Early Intervention Helps Children and Families
If you have a young child with disabilities or developmental delays, you probably already know that challenges can meet you at every turn. Maybe your baby doesn’t eat well and mealtimes are a problem. Or maybe your toddler can’t climb stairs and throws tantrums in frustration. Perhaps your child is almost 3 and still isn’t speaking. Such issues can lead to even more problems. Your child’s growing, learning, and developing may be slowed, for example, or your family’s participation in social or community activities may be limited. The situation can feel overwhelming to any family.
“The good news is that help is available,” says Judy Swett, an early childhood parent advocate for PACER Center. “Through Part C of the Individuals with Disabilities Education Act (IDEA), early intervention services can meet the developmental needs of eligible children up to age 3 and provide supports to their families. Services may include anything from speech therapy for your child to information on helpful community resources for you. Your strengths, resources, needs, priorities, wishes, and concerns as they relate to the development of your child are of prime importance to those working with your child and family.”
The benefits don’t stop there. All families who receive early intervention services also have a service coordinator who can help make services work across agencies. Additional supports and services may include parent training as well as counseling and social work services.
To find out if your child qualifies for early intervention services, you can ask your school district for an evaluation. If you prefer, your doctor, child care provider, or other family member may make the request for you. A team that includes you will be formed to learn about your concerns and create an evaluation plan that will consider all areas of your child’s development. Once you give your written permission, the evaluation can begin.
If your child qualifies, you’ll participate in a family assessment so the team can learn about what’s working and what isn’t as you parent your child with a disability or developmental delay. These areas of concern will then be written into an Individualized Family Service Plan (IFSP), a document that maps out goals for your child and family for one year. Depending on your child’s needs, goals will focus on developing basic skills such as communication, mobility, cognition, social interaction, and self-care. Your family goals might include such things as learning more about your child’s disability, accessing child care, participating in community activities, or meeting other parents.
With the goals clearly defined, the team will then consider what services are needed. If your infant daughter has trouble eating, for example, the IFSP team might write a goal that involves your child being able to suck and swallow. They’ll also discuss what services she will need and who will provide them. Family goals that you have identified, such as finding caregivers, also will be written into your IFSP. The team will support you in achieving them as well.
“Children grow, develop, and learn in the context of relationships with their families and other caregivers in everyday routines and activities,” Swett says. “As a parent, you are essential to the decision-making process in early intervention. You are the expert about the needs of your child and your family. You also are a key member of IFSP team, and your involvement is necessary if your child and family are to be served well.
“Having a child with disabilities or developmental delays can be challenging,” Swett adds. “Fortunately, early intervention services are family centered and can give you the supports and services you need to help your child grow, learn, and develop. Those services also can teach you how to advocate for your child and support your participation in your community to the extent that you desire.”

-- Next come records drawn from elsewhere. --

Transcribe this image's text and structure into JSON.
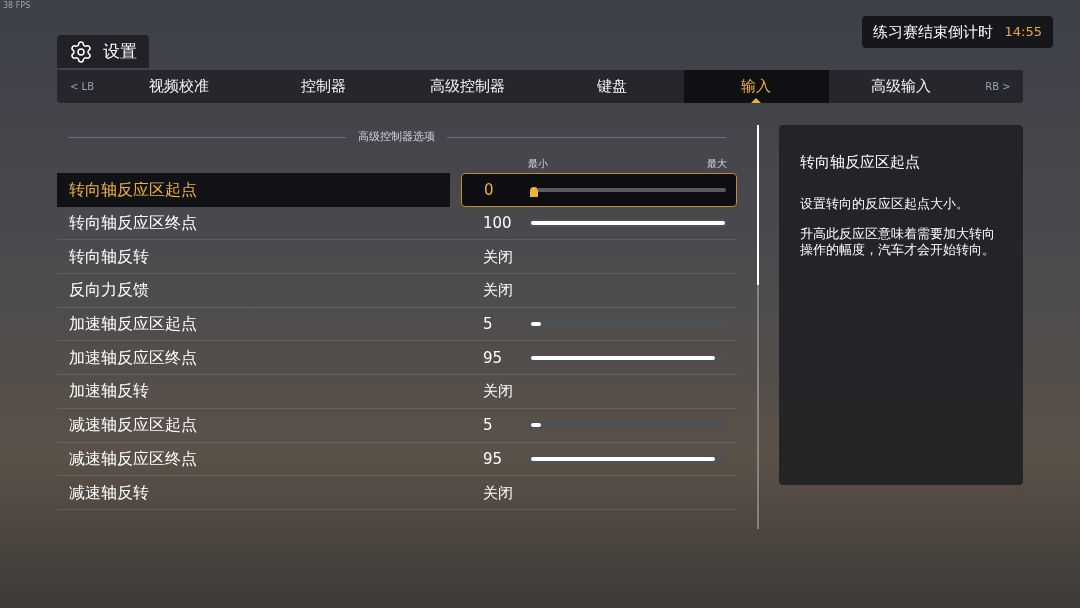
{
  "fps": "38 FPS",
  "header": {
    "title": "设置"
  },
  "timer": {
    "label": "练习赛结束倒计时",
    "time": "14:55"
  },
  "tabs": {
    "prev_hint": "< LB",
    "next_hint": "RB >",
    "items": [
      {
        "label": "视频校准",
        "selected": false
      },
      {
        "label": "控制器",
        "selected": false
      },
      {
        "label": "高级控制器",
        "selected": false
      },
      {
        "label": "键盘",
        "selected": false
      },
      {
        "label": "输入",
        "selected": true
      },
      {
        "label": "高级输入",
        "selected": false
      }
    ]
  },
  "section": {
    "title": "高级控制器选项",
    "min_label": "最小",
    "max_label": "最大"
  },
  "rows": [
    {
      "label": "转向轴反应区起点",
      "kind": "slider",
      "value": "0",
      "level": 0,
      "selected": true
    },
    {
      "label": "转向轴反应区终点",
      "kind": "slider",
      "value": "100",
      "level": 1,
      "selected": false
    },
    {
      "label": "转向轴反转",
      "kind": "toggle",
      "value": "关闭",
      "selected": false
    },
    {
      "label": "反向力反馈",
      "kind": "toggle",
      "value": "关闭",
      "selected": false
    },
    {
      "label": "加速轴反应区起点",
      "kind": "slider",
      "value": "5",
      "level": 0.05,
      "selected": false
    },
    {
      "label": "加速轴反应区终点",
      "kind": "slider",
      "value": "95",
      "level": 0.95,
      "selected": false
    },
    {
      "label": "加速轴反转",
      "kind": "toggle",
      "value": "关闭",
      "selected": false
    },
    {
      "label": "减速轴反应区起点",
      "kind": "slider",
      "value": "5",
      "level": 0.05,
      "selected": false
    },
    {
      "label": "减速轴反应区终点",
      "kind": "slider",
      "value": "95",
      "level": 0.95,
      "selected": false
    },
    {
      "label": "减速轴反转",
      "kind": "toggle",
      "value": "关闭",
      "selected": false
    }
  ],
  "description": {
    "title": "转向轴反应区起点",
    "paragraphs": [
      "设置转向的反应区起点大小。",
      "升高此反应区意味着需要加大转向操作的幅度，汽车才会开始转向。"
    ]
  }
}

Information in this article applies to families who live in Minnesota. Each state has its own policies under the federal law.